Required action :: Looking at the records below, please work out how many lines contain the word "title" and give the number alone.

Provided data ::
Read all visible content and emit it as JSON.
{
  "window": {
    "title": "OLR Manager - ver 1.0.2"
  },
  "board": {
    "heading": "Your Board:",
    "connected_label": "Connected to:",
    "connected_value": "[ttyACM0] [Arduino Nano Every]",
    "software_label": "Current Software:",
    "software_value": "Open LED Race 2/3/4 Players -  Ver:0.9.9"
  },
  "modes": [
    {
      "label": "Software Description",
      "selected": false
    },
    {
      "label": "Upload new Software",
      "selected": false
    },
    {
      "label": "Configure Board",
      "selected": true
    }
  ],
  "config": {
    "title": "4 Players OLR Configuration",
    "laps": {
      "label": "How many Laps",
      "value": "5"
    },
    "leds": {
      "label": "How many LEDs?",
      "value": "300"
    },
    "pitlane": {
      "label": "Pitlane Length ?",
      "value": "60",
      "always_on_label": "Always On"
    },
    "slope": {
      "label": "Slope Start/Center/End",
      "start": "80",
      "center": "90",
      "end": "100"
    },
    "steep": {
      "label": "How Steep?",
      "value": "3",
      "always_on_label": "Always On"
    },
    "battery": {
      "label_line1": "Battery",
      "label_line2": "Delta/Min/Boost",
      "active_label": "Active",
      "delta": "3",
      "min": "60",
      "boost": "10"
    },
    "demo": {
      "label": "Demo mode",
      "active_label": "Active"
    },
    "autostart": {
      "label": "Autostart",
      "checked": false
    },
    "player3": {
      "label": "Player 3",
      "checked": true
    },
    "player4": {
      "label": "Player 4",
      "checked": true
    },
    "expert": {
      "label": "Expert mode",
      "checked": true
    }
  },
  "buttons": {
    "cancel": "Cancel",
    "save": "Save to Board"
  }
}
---
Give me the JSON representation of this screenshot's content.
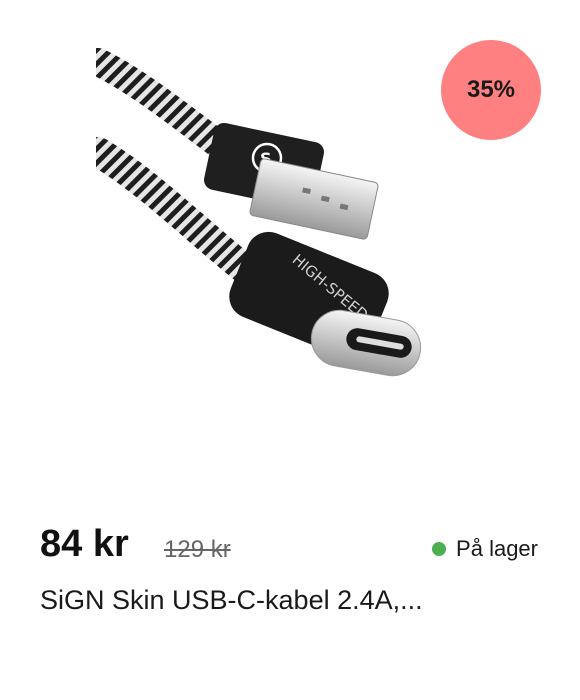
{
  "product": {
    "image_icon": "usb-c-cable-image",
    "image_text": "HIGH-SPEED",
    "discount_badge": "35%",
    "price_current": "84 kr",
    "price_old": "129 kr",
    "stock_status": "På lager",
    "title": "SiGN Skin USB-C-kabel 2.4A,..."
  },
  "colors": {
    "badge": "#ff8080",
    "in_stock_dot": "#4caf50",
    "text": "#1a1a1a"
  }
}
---
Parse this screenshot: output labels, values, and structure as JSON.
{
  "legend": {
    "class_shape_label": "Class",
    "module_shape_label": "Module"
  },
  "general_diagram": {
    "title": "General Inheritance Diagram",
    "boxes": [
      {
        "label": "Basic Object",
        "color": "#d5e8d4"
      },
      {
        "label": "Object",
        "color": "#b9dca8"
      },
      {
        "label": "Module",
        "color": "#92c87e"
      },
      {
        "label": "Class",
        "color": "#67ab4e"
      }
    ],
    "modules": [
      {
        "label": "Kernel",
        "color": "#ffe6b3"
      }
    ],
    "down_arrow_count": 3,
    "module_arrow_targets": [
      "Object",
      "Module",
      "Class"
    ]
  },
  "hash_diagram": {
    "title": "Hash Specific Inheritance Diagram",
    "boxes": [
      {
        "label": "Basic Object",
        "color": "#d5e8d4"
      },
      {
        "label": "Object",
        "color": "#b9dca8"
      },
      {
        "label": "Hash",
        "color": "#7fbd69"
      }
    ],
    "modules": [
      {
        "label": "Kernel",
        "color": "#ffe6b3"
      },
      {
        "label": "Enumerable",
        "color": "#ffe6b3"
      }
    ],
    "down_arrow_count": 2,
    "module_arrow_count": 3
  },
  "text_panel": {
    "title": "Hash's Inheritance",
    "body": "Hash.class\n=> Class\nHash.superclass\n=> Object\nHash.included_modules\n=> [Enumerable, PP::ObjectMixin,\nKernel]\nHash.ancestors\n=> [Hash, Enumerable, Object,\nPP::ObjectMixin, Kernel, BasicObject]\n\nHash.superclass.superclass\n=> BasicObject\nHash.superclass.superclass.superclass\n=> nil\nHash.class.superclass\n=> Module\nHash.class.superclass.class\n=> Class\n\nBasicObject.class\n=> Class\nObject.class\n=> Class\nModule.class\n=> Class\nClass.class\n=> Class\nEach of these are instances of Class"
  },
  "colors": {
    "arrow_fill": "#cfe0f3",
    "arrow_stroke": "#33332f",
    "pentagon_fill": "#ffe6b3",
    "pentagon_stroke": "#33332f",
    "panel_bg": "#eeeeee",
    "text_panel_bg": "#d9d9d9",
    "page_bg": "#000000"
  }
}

Output :: 6